**BRIEF:**
Gather all lines in the records below that include the word "this".

**Dataset excerpts:**
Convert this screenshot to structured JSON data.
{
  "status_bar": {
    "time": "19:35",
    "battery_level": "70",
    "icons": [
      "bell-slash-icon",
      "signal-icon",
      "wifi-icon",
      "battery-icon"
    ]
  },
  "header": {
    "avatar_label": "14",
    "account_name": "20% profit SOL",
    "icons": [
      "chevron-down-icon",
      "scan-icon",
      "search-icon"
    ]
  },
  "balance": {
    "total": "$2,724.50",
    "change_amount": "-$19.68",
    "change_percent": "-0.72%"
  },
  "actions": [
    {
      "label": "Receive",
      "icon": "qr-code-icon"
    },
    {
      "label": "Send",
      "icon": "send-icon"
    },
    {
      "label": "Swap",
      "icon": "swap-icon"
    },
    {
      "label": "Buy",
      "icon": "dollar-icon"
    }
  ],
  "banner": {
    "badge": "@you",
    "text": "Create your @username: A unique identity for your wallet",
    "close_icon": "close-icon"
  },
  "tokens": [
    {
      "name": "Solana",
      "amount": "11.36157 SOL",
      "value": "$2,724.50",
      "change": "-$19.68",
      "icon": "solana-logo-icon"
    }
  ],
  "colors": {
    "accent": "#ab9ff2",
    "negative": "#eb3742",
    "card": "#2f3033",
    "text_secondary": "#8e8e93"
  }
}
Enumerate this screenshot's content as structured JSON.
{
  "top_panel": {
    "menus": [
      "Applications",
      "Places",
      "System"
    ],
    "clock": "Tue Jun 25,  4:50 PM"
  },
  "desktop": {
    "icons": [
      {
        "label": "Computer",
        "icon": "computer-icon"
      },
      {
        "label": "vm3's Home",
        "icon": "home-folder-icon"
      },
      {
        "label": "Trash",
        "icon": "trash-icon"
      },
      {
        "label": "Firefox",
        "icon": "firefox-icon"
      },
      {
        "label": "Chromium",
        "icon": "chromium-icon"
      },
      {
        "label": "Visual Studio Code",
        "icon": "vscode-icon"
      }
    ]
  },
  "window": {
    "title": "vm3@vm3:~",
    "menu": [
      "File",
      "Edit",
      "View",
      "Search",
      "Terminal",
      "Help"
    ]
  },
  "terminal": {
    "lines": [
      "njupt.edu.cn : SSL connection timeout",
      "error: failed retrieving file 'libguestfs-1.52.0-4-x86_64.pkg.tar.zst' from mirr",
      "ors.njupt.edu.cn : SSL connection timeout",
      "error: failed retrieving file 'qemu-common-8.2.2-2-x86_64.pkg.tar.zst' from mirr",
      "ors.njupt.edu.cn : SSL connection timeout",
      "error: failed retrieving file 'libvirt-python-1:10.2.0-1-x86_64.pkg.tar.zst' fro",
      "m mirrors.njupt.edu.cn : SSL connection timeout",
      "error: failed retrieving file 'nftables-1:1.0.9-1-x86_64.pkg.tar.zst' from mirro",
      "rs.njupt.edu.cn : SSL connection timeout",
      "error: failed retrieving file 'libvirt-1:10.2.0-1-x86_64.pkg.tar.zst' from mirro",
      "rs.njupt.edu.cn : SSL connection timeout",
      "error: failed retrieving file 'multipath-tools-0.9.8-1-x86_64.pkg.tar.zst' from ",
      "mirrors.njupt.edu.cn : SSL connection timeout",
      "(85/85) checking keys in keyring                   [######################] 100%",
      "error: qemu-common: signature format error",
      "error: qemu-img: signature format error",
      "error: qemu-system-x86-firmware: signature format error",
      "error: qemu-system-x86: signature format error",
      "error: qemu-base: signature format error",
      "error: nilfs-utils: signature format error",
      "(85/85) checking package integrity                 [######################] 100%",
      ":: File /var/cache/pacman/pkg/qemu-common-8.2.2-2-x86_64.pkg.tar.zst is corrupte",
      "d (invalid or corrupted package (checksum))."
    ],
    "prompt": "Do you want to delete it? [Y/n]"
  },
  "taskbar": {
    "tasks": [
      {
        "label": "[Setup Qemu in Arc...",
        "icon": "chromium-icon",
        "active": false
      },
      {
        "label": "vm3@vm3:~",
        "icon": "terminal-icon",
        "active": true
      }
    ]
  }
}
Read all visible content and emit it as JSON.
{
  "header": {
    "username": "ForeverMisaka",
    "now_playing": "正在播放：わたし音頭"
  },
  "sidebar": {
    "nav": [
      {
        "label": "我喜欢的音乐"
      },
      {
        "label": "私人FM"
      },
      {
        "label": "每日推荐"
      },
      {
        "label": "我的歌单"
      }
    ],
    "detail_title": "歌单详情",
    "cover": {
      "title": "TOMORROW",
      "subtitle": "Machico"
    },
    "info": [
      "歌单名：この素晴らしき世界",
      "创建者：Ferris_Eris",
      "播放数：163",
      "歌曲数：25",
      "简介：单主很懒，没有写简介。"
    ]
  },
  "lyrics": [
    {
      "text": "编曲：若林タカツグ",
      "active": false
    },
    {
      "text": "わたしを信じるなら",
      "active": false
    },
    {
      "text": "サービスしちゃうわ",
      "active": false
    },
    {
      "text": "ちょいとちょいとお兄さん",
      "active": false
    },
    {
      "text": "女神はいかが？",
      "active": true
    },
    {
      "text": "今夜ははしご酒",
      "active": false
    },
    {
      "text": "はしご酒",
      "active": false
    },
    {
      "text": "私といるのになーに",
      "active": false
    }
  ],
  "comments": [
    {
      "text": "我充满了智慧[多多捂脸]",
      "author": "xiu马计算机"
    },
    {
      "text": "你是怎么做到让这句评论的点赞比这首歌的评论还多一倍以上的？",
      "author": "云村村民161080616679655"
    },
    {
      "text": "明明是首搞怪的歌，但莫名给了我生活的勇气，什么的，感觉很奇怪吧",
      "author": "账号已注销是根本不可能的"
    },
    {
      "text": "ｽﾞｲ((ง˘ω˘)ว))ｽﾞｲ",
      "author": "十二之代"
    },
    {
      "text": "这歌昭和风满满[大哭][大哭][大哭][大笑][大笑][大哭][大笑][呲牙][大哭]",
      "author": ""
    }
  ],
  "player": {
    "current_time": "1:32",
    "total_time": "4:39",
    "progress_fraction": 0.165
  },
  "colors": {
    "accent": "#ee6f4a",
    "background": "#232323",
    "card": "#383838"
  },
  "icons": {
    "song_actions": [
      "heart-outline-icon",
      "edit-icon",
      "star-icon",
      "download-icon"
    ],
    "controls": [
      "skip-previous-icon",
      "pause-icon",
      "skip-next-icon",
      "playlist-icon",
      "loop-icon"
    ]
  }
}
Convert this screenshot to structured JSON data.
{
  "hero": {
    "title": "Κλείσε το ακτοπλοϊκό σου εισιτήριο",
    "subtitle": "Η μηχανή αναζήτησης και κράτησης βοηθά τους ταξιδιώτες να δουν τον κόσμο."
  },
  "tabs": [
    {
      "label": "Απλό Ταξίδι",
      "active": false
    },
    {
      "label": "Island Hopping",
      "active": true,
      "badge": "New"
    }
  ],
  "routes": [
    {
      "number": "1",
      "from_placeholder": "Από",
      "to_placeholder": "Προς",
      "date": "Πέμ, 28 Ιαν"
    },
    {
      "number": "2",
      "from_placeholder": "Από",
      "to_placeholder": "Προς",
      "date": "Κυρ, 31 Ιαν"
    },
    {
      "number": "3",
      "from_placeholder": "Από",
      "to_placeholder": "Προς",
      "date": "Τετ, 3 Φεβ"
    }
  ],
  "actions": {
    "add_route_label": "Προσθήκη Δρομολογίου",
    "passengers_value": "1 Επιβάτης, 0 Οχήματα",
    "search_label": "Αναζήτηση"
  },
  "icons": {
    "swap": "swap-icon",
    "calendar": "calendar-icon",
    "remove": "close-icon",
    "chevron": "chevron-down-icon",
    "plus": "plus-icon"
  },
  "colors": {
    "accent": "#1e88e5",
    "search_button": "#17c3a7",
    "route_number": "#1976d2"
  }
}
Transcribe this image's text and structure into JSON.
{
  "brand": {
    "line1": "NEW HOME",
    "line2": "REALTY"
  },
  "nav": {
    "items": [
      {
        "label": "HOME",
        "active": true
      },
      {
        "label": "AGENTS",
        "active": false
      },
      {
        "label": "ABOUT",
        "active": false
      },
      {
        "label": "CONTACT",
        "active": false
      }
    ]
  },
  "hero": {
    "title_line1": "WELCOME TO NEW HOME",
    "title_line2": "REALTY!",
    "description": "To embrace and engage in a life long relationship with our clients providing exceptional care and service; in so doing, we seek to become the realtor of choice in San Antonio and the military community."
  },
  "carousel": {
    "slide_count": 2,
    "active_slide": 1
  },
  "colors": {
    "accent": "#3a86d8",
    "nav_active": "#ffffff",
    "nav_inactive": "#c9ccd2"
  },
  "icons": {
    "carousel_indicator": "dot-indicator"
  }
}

**EXERCISE RESULT:**
Convert this screenshot to structured JSON data.
Enumerate this screenshot's content as structured JSON.
Convert this screenshot to structured JSON data.
Transcribe this image's text and structure into JSON.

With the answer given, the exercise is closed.